> [Task details]:
Every entry must come back exactly as it was given.

> [Material shown]:
╔══

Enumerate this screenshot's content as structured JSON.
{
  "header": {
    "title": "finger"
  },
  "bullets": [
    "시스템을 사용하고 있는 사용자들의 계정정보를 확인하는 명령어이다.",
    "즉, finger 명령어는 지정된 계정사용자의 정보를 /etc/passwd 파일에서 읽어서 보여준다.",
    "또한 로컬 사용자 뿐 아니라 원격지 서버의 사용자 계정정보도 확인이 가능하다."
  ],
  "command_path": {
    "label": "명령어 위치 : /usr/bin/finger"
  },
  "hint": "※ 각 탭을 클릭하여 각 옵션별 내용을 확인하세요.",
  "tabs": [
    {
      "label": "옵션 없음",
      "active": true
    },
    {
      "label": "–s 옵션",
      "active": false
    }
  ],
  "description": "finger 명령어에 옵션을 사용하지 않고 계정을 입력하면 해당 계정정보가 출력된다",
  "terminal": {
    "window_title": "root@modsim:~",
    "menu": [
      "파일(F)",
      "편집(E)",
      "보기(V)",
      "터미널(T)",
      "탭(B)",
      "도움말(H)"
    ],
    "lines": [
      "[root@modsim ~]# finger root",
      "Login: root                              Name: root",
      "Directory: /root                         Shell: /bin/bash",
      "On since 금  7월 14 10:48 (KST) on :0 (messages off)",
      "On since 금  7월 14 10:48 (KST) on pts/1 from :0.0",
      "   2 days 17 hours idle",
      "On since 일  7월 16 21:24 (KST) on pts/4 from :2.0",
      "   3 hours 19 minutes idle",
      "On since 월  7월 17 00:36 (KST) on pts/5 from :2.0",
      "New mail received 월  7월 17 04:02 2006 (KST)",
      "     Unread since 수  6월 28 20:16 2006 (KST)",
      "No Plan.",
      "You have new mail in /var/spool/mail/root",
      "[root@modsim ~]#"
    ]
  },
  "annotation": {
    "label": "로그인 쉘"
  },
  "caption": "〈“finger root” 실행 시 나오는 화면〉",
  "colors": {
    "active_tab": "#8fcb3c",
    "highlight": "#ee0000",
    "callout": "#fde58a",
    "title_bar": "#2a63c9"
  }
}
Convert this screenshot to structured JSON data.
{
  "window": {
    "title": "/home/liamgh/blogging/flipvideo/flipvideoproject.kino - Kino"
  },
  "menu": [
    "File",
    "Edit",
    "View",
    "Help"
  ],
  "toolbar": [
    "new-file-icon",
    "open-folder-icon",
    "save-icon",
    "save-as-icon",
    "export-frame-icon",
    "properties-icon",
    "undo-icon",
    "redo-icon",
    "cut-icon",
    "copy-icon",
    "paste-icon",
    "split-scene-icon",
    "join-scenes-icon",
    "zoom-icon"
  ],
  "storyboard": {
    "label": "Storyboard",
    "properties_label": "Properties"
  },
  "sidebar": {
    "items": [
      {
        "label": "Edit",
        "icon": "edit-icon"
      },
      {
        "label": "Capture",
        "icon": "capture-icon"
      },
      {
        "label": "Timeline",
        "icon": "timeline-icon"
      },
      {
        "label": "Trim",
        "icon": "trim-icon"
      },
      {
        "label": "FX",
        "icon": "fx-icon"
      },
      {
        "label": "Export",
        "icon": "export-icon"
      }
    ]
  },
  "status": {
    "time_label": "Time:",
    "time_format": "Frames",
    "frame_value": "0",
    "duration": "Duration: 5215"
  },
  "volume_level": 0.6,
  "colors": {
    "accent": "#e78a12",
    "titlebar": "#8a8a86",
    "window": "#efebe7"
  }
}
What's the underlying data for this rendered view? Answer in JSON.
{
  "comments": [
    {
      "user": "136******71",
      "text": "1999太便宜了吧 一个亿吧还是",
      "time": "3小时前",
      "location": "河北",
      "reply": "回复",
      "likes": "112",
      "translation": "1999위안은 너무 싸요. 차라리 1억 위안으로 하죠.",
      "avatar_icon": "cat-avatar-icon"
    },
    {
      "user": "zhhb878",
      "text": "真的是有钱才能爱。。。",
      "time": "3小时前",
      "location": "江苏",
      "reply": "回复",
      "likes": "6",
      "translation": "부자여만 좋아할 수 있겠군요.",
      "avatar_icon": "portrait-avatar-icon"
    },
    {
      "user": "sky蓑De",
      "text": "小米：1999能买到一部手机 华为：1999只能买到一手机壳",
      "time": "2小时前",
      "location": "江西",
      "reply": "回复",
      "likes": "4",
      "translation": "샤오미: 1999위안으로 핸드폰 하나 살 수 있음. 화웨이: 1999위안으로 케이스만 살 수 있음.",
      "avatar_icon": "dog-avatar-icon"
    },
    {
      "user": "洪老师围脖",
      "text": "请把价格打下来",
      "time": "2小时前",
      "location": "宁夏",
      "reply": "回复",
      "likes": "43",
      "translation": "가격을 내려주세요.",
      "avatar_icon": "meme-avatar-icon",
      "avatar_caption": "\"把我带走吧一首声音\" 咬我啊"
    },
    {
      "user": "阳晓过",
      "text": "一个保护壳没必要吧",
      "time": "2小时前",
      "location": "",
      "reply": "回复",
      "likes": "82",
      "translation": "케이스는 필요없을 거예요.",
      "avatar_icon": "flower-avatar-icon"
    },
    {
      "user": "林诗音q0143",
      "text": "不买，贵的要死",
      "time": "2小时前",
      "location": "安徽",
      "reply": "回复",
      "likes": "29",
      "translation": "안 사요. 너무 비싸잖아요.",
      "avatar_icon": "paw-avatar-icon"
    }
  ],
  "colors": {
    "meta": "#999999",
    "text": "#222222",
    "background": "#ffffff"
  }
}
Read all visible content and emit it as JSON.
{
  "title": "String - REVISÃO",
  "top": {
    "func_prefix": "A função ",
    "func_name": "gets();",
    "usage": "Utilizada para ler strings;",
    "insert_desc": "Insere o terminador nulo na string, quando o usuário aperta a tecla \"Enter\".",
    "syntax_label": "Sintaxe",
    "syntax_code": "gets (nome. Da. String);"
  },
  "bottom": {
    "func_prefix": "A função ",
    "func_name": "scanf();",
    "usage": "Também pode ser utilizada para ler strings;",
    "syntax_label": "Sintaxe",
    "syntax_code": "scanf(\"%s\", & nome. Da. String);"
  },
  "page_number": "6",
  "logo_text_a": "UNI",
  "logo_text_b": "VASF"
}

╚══

> [Exercise solution]:
Enumerate this screenshot's content as structured JSON.
{
  "header": {
    "title": "finger"
  },
  "bullets": [
    "시스템을 사용하고 있는 사용자들의 계정정보를 확인하는 명령어이다.",
    "즉, finger 명령어는 지정된 계정사용자의 정보를 /etc/passwd 파일에서 읽어서 보여준다.",
    "또한 로컬 사용자 뿐 아니라 원격지 서버의 사용자 계정정보도 확인이 가능하다."
  ],
  "command_path": {
    "label": "명령어 위치 : /usr/bin/finger"
  },
  "hint": "※ 각 탭을 클릭하여 각 옵션별 내용을 확인하세요.",
  "tabs": [
    {
      "label": "옵션 없음",
      "active": true
    },
    {
      "label": "–s 옵션",
      "active": false
    }
  ],
  "description": "finger 명령어에 옵션을 사용하지 않고 계정을 입력하면 해당 계정정보가 출력된다",
  "terminal": {
    "window_title": "root@modsim:~",
    "menu": [
      "파일(F)",
      "편집(E)",
      "보기(V)",
      "터미널(T)",
      "탭(B)",
      "도움말(H)"
    ],
    "lines": [
      "[root@modsim ~]# finger root",
      "Login: root                              Name: root",
      "Directory: /root                         Shell: /bin/bash",
      "On since 금  7월 14 10:48 (KST) on :0 (messages off)",
      "On since 금  7월 14 10:48 (KST) on pts/1 from :0.0",
      "   2 days 17 hours idle",
      "On since 일  7월 16 21:24 (KST) on pts/4 from :2.0",
      "   3 hours 19 minutes idle",
      "On since 월  7월 17 00:36 (KST) on pts/5 from :2.0",
      "New mail received 월  7월 17 04:02 2006 (KST)",
      "     Unread since 수  6월 28 20:16 2006 (KST)",
      "No Plan.",
      "You have new mail in /var/spool/mail/root",
      "[root@modsim ~]#"
    ]
  },
  "annotation": {
    "label": "로그인 쉘"
  },
  "caption": "〈“finger root” 실행 시 나오는 화면〉",
  "colors": {
    "active_tab": "#8fcb3c",
    "highlight": "#ee0000",
    "callout": "#fde58a",
    "title_bar": "#2a63c9"
  }
}
Convert this screenshot to structured JSON data.
{
  "window": {
    "title": "/home/liamgh/blogging/flipvideo/flipvideoproject.kino - Kino"
  },
  "menu": [
    "File",
    "Edit",
    "View",
    "Help"
  ],
  "toolbar": [
    "new-file-icon",
    "open-folder-icon",
    "save-icon",
    "save-as-icon",
    "export-frame-icon",
    "properties-icon",
    "undo-icon",
    "redo-icon",
    "cut-icon",
    "copy-icon",
    "paste-icon",
    "split-scene-icon",
    "join-scenes-icon",
    "zoom-icon"
  ],
  "storyboard": {
    "label": "Storyboard",
    "properties_label": "Properties"
  },
  "sidebar": {
    "items": [
      {
        "label": "Edit",
        "icon": "edit-icon"
      },
      {
        "label": "Capture",
        "icon": "capture-icon"
      },
      {
        "label": "Timeline",
        "icon": "timeline-icon"
      },
      {
        "label": "Trim",
        "icon": "trim-icon"
      },
      {
        "label": "FX",
        "icon": "fx-icon"
      },
      {
        "label": "Export",
        "icon": "export-icon"
      }
    ]
  },
  "status": {
    "time_label": "Time:",
    "time_format": "Frames",
    "frame_value": "0",
    "duration": "Duration: 5215"
  },
  "volume_level": 0.6,
  "colors": {
    "accent": "#e78a12",
    "titlebar": "#8a8a86",
    "window": "#efebe7"
  }
}
What's the underlying data for this rendered view? Answer in JSON.
{
  "comments": [
    {
      "user": "136******71",
      "text": "1999太便宜了吧 一个亿吧还是",
      "time": "3小时前",
      "location": "河北",
      "reply": "回复",
      "likes": "112",
      "translation": "1999위안은 너무 싸요. 차라리 1억 위안으로 하죠.",
      "avatar_icon": "cat-avatar-icon"
    },
    {
      "user": "zhhb878",
      "text": "真的是有钱才能爱。。。",
      "time": "3小时前",
      "location": "江苏",
      "reply": "回复",
      "likes": "6",
      "translation": "부자여만 좋아할 수 있겠군요.",
      "avatar_icon": "portrait-avatar-icon"
    },
    {
      "user": "sky蓑De",
      "text": "小米：1999能买到一部手机 华为：1999只能买到一手机壳",
      "time": "2小时前",
      "location": "江西",
      "reply": "回复",
      "likes": "4",
      "translation": "샤오미: 1999위안으로 핸드폰 하나 살 수 있음. 화웨이: 1999위안으로 케이스만 살 수 있음.",
      "avatar_icon": "dog-avatar-icon"
    },
    {
      "user": "洪老师围脖",
      "text": "请把价格打下来",
      "time": "2小时前",
      "location": "宁夏",
      "reply": "回复",
      "likes": "43",
      "translation": "가격을 내려주세요.",
      "avatar_icon": "meme-avatar-icon",
      "avatar_caption": "\"把我带走吧一首声音\" 咬我啊"
    },
    {
      "user": "阳晓过",
      "text": "一个保护壳没必要吧",
      "time": "2小时前",
      "location": "",
      "reply": "回复",
      "likes": "82",
      "translation": "케이스는 필요없을 거예요.",
      "avatar_icon": "flower-avatar-icon"
    },
    {
      "user": "林诗音q0143",
      "text": "不买，贵的要死",
      "time": "2小时前",
      "location": "安徽",
      "reply": "回复",
      "likes": "29",
      "translation": "안 사요. 너무 비싸잖아요.",
      "avatar_icon": "paw-avatar-icon"
    }
  ],
  "colors": {
    "meta": "#999999",
    "text": "#222222",
    "background": "#ffffff"
  }
}
Read all visible content and emit it as JSON.
{
  "title": "String - REVISÃO",
  "top": {
    "func_prefix": "A função ",
    "func_name": "gets();",
    "usage": "Utilizada para ler strings;",
    "insert_desc": "Insere o terminador nulo na string, quando o usuário aperta a tecla \"Enter\".",
    "syntax_label": "Sintaxe",
    "syntax_code": "gets (nome. Da. String);"
  },
  "bottom": {
    "func_prefix": "A função ",
    "func_name": "scanf();",
    "usage": "Também pode ser utilizada para ler strings;",
    "syntax_label": "Sintaxe",
    "syntax_code": "scanf(\"%s\", & nome. Da. String);"
  },
  "page_number": "6",
  "logo_text_a": "UNI",
  "logo_text_b": "VASF"
}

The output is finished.